START Data under study

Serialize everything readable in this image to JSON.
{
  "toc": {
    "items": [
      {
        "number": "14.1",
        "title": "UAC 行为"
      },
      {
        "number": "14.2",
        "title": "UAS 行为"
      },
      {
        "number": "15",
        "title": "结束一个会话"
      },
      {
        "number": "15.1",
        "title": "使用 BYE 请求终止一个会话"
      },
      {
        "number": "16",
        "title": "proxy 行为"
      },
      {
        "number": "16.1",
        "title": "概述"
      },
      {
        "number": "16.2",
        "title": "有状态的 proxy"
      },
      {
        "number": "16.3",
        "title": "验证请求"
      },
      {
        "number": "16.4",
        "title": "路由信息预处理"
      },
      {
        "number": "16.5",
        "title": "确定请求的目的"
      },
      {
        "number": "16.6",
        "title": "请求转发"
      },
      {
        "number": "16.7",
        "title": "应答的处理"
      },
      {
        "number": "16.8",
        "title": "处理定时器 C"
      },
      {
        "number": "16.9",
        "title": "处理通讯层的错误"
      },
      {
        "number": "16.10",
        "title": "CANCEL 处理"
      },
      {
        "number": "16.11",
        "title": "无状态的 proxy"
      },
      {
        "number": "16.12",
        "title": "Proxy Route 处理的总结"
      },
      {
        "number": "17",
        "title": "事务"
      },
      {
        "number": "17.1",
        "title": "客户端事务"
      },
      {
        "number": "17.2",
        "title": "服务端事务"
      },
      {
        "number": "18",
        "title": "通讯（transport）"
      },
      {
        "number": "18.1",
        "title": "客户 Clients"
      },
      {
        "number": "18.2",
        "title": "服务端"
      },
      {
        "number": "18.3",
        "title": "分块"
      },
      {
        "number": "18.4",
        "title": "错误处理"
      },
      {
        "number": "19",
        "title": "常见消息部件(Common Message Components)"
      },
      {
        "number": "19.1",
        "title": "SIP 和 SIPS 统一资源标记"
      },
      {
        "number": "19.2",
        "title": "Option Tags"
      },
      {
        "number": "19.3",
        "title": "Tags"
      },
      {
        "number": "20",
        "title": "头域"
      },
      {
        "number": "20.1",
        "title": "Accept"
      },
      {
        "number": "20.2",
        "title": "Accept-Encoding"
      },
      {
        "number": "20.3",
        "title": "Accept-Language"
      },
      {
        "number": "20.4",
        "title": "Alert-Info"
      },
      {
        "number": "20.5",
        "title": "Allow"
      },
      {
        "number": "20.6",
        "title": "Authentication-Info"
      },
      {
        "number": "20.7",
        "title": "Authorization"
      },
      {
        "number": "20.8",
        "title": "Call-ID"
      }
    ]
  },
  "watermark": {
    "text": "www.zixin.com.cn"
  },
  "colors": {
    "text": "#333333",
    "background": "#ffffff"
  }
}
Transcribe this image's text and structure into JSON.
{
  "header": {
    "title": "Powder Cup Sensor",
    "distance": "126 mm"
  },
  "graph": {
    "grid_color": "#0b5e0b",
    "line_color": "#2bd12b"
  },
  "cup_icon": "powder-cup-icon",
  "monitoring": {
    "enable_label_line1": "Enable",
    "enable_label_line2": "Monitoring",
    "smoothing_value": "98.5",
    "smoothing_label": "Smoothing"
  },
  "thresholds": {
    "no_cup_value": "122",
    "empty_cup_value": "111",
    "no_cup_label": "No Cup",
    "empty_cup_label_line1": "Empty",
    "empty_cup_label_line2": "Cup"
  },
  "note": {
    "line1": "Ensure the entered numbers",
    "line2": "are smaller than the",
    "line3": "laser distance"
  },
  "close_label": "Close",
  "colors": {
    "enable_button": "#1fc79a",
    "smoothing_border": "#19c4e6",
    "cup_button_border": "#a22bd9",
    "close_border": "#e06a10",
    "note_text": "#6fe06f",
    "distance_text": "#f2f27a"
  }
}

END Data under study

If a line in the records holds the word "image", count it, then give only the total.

Expected answer >> 2